Bone density testing is used to diagnose Osteoporosis. It is also called Bone Densitometry or Dual-Energy X-ray Absorptiometry (DXA).
What is bone density testing?
Bone density scanning is a special form of X-ray which is used to measure bone loss. It can be used to diagnose Osteoporosis, but also to measure the effectiveness of subsequent treatments in delaying the progression of the disease.
Bone density tests are usually carried out on the lower spine, pelvis or thigh bones. It is recommended that women over the age of 50 (who are not taking Oestrogen) go for a bone density scan. This is especially important if you have a family history of Osteoporosis. Other medical conditions or medications may also increase your risk:
- Diabetes (especially type 1 - juvenile / insulin dependant diabetes)
- Liver or kidney disease.
- Thyroid conditions.
- Prolonged use of Corticosteroids.
- Anti-seizure medication.
How does bone density testing work?
The DXA machine transmits an invisible low-dose X-ray beam with two clear energy peaks through the bones being tested. One of the peaks is absorbed by soft tissues whilst the other is absorbed by bone.
The amount absorbed by soft tissue can be subtracted from the total, with the remainder being the patient's bone mineral density. The measurements are computed and displayed on a monitor.
DXA machines can either be large stationary objects in a hospital, or can be small, portable boxes. Those in a hospital consist of a couch with a moveable arm which scans the body area. The portable versions are used for smaller body parts which can be placed inside the device.
The results are interpreted by a radiologist who will usually send a report to your Doctor.
The readings are given 2 scores, a T score and a Z score.
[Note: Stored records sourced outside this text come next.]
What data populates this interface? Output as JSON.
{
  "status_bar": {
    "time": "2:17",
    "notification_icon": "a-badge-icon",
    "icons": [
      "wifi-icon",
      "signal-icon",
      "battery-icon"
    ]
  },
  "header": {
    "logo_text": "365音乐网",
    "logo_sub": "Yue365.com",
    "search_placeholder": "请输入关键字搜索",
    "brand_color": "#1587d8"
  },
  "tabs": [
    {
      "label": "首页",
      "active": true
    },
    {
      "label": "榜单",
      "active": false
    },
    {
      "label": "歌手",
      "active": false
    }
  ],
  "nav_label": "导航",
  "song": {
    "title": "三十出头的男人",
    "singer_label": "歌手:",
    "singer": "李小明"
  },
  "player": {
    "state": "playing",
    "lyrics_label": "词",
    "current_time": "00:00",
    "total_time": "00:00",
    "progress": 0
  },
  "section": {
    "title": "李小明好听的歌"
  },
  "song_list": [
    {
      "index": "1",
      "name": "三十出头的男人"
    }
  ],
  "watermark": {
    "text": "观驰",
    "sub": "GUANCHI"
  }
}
The T score compares your readings to that of someone of the same sex with optimal bone density. If your score is -1 or less then this is considered normal. Scores between -1 & -2.5 are classed as Ostopenia (low bone mass). A diagnosis of Osteoporosis is given if the results are greater than -2.5.
The Z score compares your results to those of a person of the same sex and age who has normal bone density. A very high or low score may require further investigation.